==== DATA TO USE

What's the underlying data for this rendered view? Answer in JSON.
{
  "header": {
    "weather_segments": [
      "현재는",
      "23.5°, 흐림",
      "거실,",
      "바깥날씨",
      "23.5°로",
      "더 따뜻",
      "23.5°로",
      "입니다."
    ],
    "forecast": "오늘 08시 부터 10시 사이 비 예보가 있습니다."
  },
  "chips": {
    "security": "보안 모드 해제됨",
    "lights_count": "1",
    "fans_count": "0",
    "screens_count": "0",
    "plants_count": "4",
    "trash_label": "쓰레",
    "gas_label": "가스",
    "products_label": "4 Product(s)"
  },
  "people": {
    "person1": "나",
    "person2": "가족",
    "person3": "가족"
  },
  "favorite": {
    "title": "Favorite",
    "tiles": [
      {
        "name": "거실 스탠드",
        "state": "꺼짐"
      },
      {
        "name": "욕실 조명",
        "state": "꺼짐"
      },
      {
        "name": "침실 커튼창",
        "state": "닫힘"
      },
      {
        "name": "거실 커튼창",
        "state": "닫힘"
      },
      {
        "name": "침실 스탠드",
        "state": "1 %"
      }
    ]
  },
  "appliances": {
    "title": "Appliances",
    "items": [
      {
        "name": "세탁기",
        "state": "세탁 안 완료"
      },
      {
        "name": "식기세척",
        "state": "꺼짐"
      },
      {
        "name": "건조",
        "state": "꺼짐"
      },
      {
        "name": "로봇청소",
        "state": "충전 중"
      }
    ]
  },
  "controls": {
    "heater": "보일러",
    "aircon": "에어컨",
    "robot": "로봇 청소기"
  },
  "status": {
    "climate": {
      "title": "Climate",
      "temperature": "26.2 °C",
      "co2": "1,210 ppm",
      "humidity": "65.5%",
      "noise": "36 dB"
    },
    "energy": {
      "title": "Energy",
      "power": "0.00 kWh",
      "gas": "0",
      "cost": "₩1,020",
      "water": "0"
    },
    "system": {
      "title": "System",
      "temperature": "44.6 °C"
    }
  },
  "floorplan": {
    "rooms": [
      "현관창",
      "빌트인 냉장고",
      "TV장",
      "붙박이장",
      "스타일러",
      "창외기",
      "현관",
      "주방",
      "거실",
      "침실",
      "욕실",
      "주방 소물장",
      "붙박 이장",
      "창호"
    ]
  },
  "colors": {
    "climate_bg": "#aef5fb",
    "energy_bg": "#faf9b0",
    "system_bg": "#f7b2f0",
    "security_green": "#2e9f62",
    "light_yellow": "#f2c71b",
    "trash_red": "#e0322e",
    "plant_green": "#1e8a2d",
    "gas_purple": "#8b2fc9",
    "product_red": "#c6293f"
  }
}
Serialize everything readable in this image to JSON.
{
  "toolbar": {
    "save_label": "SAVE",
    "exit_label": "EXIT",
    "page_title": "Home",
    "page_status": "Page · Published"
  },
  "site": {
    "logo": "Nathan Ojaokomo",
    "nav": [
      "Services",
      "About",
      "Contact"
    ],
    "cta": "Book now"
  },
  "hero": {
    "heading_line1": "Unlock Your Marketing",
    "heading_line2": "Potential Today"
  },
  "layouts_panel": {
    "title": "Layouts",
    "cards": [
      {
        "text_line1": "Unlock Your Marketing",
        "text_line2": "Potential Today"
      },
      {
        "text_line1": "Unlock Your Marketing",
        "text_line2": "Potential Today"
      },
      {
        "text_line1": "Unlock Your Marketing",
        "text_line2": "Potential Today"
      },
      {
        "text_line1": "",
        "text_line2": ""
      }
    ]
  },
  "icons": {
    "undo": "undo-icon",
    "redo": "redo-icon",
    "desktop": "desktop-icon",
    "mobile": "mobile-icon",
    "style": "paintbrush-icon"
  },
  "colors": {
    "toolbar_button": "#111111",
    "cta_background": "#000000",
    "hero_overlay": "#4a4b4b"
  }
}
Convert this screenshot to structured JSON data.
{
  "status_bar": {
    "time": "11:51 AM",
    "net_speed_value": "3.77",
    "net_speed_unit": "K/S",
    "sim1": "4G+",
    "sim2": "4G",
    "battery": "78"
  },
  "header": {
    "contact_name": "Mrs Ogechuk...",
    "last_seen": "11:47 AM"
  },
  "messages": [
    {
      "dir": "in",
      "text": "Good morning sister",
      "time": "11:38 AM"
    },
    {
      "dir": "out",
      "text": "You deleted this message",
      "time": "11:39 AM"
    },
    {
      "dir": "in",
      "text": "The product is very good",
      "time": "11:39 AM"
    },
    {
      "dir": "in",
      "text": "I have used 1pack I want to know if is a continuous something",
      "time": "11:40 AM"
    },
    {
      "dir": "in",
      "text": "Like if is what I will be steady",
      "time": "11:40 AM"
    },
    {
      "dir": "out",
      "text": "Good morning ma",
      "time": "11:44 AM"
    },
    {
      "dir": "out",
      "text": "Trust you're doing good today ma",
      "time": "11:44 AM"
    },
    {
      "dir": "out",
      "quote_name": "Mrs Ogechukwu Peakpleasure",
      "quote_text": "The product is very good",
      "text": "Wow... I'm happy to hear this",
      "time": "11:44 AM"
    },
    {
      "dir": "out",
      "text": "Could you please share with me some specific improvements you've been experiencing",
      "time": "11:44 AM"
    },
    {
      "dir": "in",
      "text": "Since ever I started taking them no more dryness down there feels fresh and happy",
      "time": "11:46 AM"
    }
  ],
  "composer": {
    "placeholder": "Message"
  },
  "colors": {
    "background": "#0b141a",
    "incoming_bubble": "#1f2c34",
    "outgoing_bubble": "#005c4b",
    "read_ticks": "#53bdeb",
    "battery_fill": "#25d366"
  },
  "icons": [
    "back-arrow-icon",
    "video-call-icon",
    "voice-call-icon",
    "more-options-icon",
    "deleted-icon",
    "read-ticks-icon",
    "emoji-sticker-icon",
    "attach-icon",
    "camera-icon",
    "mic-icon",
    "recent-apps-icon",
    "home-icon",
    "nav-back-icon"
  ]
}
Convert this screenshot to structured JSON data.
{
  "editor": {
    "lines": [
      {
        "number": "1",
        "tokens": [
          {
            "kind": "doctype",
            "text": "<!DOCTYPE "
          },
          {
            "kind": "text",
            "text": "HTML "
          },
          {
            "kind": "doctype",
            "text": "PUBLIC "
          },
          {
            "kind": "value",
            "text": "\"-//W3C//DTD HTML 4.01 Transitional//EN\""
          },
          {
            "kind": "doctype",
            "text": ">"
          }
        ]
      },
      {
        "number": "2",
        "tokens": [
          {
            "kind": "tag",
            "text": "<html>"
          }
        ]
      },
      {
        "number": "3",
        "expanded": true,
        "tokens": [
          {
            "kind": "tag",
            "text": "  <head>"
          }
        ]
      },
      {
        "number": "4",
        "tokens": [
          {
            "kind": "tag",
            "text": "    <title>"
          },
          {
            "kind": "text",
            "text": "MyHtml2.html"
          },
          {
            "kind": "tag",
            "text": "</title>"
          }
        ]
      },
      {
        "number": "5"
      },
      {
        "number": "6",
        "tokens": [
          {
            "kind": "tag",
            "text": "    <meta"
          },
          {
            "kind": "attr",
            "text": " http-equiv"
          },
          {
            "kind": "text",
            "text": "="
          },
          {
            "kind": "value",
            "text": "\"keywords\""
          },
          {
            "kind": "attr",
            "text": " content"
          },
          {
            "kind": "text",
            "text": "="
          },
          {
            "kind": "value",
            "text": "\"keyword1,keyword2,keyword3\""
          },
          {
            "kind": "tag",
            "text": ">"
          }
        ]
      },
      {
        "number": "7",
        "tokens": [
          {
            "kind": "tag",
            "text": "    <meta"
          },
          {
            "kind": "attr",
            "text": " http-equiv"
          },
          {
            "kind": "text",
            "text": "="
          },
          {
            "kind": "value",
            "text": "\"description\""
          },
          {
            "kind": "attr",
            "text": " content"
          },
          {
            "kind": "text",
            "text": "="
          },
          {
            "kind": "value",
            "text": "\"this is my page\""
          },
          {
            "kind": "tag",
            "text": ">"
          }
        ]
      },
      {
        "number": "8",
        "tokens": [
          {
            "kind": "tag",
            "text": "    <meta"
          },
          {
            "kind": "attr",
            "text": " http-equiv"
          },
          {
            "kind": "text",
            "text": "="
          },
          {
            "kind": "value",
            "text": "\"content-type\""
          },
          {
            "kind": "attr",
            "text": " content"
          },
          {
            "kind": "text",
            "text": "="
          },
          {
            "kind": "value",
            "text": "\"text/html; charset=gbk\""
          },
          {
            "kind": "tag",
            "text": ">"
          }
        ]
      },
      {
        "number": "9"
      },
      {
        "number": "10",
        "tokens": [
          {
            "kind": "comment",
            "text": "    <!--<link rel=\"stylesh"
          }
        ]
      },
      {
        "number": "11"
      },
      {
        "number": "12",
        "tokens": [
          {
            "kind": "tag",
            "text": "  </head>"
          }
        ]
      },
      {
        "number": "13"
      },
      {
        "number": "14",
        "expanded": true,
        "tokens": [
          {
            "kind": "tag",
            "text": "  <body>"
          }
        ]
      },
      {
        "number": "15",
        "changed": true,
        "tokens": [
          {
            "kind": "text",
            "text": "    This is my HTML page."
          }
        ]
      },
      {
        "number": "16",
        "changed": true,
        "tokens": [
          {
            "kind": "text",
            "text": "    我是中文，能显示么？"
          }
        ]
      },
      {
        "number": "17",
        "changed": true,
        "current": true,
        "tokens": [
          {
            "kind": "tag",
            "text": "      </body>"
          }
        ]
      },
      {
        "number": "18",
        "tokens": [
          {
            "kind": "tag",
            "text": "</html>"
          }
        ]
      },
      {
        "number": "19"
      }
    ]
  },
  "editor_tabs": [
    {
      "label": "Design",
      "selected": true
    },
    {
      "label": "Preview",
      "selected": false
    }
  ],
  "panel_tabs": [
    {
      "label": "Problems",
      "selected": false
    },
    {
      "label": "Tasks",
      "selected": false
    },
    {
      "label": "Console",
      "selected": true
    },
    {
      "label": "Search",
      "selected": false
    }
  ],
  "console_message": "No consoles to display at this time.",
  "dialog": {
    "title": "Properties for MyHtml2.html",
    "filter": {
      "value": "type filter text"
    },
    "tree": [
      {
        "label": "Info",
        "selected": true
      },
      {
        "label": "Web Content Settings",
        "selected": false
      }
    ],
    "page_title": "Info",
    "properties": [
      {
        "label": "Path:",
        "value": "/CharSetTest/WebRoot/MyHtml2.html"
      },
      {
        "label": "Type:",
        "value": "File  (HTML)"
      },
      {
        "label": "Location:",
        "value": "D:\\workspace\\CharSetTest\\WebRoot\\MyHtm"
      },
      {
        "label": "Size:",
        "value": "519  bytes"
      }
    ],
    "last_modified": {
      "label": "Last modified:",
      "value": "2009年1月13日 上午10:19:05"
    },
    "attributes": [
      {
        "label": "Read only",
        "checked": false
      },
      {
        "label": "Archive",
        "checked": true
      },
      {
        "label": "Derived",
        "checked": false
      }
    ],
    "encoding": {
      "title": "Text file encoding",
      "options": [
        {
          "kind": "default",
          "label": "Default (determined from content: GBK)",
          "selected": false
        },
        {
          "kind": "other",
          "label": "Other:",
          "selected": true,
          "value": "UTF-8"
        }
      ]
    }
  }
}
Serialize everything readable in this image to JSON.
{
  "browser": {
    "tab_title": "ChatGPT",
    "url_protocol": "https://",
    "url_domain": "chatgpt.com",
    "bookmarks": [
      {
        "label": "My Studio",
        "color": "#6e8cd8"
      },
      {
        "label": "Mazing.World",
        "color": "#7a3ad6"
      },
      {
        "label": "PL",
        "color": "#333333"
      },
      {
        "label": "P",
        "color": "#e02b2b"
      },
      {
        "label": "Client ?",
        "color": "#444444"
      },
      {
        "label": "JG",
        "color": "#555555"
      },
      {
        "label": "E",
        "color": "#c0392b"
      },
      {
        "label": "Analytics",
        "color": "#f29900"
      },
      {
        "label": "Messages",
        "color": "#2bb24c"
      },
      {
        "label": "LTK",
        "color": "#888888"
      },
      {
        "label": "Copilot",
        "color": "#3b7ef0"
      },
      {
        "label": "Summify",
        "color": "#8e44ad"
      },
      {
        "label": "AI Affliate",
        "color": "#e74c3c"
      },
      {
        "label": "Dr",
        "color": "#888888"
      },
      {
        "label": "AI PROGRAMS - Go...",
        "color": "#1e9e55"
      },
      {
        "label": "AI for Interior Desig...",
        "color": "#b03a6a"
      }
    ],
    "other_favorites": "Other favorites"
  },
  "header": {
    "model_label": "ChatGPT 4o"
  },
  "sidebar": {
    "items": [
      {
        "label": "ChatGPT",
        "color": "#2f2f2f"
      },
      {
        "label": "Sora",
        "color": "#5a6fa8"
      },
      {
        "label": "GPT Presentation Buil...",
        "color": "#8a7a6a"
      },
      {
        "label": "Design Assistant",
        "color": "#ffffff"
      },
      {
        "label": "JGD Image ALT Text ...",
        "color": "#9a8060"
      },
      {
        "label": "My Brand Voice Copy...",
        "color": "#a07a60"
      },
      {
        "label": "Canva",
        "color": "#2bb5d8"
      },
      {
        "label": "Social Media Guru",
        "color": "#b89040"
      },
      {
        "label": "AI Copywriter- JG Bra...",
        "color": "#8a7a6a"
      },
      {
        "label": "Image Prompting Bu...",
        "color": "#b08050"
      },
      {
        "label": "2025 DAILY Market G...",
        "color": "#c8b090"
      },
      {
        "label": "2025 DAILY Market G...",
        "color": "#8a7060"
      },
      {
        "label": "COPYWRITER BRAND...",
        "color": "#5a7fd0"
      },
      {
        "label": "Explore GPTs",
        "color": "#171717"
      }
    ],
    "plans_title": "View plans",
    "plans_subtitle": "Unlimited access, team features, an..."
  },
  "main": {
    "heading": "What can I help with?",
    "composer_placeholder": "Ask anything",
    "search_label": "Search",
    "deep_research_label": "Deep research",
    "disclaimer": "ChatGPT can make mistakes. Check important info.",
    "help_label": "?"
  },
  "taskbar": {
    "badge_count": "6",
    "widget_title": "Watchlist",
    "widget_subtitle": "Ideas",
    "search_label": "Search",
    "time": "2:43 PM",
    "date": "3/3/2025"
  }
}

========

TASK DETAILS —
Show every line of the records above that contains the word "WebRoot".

WRITTEN RESPONSE —
        "value": "/CharSetTest/WebRoot/MyHtml2.html"
        "value": "D:\\workspace\\CharSetTest\\WebRoot\\MyHtm"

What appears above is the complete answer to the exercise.